Many cancer treatment regimens routinely require the administration of multiple chemotherapeutic agents that usually differ with respect to their mechanism of action. This can allow for enhanced efficacy, a reduction in the required dose of each individual agent, and/or a delay in the onset of drug resistance (relative to single therapy administration).
A desirable outcome for a drug combination is a synergistic effect, wherein the sum of the clinical activity of a drug combination is greater than the added effect of each individual drug. Several publications by the Allen lab (and others) have shown that the synergistic effect can be dependent on the relative molar ratio of one drug to another.
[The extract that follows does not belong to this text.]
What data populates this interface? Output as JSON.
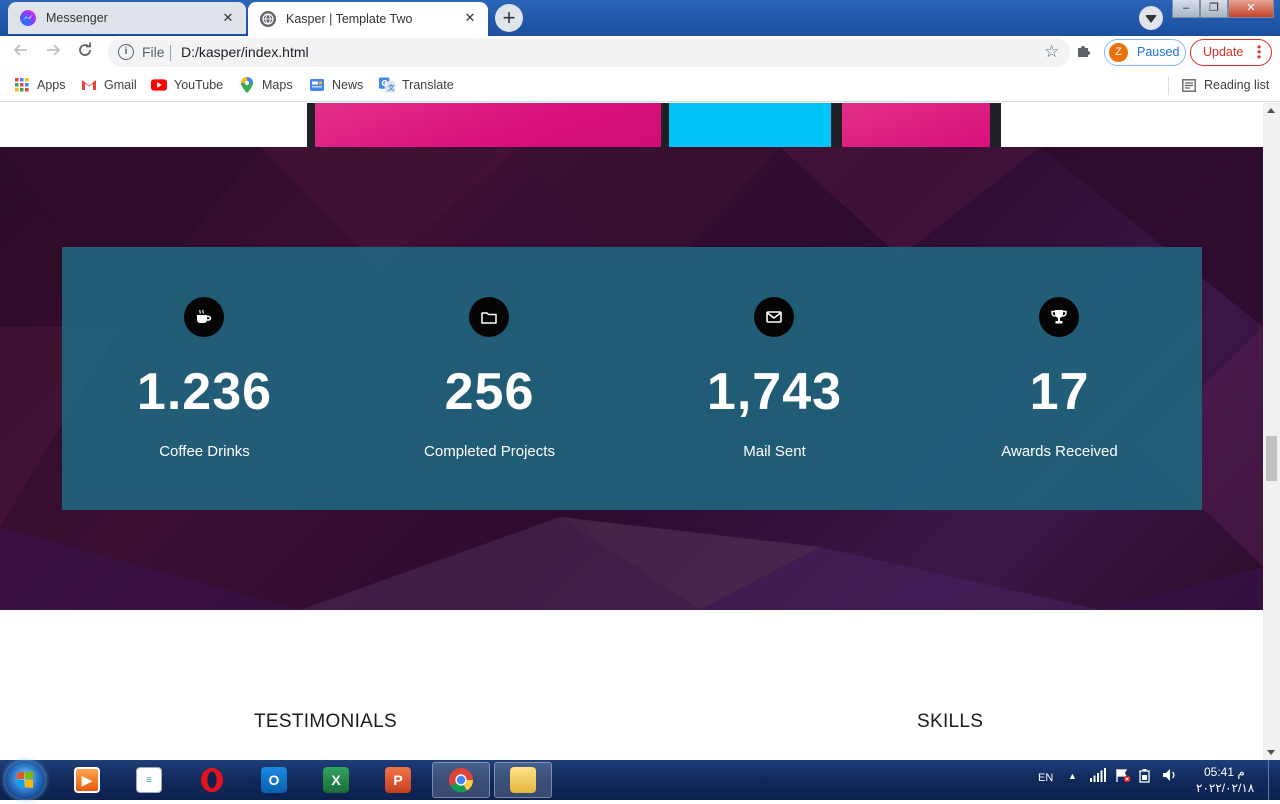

This presents a significant challenge when administering a drug combination in its free form due to the different properties of these drugs, leading to varying pharmacokinetic and biodistribution profiles. This makes the likelihood of a chemotherapeutic combination arriving at the tumour site at a specific synergistic ratio very small.
At the Allen Lab, we are designing novel nanoparticle formulations that encapsulate synergistic drug combinations in a single-vehicle. The ratio of these drugs is pre-determined by in vitro analysis using the Chou and Talalay combination index equation. Drug combinations are co-encapsulated to ensure that they arrive at the tumour site at the predetermined ratio to exert their synergistic effect. In addition to the potential for enhanced efficacy, the formulation of these drugs into a nanoparticle may also reduce the systemic toxicity commonly seen with chemotherapeutic agents (such as doxorubicin or paclitaxel).